1965-1983 Most summers my family went crabbing on Grand Isle, Louisiana, about thirty miles from our home. While I swam in the surf, I wore the year’s worn-out sneakers to keep the tar off my feet and the crabs from pinching my toes. The rigs stuck up like iron pickets along the horizon. We boiled our catch at night in the screened space under the camp. If there was a breeze, we sat out for hours.
1984 I began scuba diving under the rigs, which form underwater reefs: ten or twenty feet of murky gray-green blindness and then a shattering of clear blue—groupers, tarpon, look downs, spadefish, amberjacks, down to a hundred, a hundred-twenty feet. The restful moan of the beacon. A calm Gulf on descent, and then, you never knew, maybe four foot chop on the surface after a half-hour dive.
The flag of Louisiana features a Christian depiction, “the pelican in her piety.” A pelican plucks her own breast to feed her crèche. Some flags even show three drops of blood near her beak. Those drops might as well be black. Louisiana has torn up its own marsh to feed our greed for energy and the greed of other states unwilling to risk their own environments and cynical enough to ignore ours.
The root of piety is duty. Is this martyrdom our (feminized) religious duty? Or is it an exploitation of a present-tense culture and hospitality? Or is it also again greed, our own fearful greed for “pennies on the dollar” from the energy industry?
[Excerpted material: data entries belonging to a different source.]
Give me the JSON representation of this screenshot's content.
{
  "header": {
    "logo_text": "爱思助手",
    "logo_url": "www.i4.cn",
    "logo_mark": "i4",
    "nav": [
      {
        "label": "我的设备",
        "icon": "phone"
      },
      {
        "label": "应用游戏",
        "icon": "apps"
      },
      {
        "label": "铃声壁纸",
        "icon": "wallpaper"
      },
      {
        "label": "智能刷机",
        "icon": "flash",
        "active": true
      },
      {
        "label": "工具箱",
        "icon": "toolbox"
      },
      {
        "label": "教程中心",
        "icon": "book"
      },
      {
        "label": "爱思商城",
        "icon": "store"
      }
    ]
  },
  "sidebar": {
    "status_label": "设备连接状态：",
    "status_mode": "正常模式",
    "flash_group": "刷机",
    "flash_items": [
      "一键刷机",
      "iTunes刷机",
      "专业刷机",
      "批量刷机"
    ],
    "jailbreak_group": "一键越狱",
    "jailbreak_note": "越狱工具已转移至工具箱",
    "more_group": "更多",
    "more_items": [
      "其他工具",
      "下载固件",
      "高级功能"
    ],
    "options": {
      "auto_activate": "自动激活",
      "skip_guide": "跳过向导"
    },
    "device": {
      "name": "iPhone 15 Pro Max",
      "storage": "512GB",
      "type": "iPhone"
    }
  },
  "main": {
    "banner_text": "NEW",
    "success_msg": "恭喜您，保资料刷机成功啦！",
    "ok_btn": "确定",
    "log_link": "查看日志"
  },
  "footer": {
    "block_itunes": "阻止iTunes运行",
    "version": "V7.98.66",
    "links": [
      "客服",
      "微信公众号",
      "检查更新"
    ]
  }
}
Martha Serpas’s most recent collection of poetry is The Dirty Side of the Storm (W.W. Norton). Her poems have appeared in The New Yorker, The Nation, and Southwest Review. Other work is included in Bearing the Mystery: Twenty Years of Image and in the Library of America’s American Religious Poems. A part-time hospital trauma chaplain, she teaches creative writing at the University of Houston.
NEW LETTERS ON THE AIR PODCAST: This Wednesday, June 9th, Martha Serpas will be discussing a documentary (seven years in the making) on coastal erosion—shrimping, poetry, music, oil, wildlife, and “actual environmentalists not politicians only.”
See a trailer at Veins in the Gulf. Full film out in September.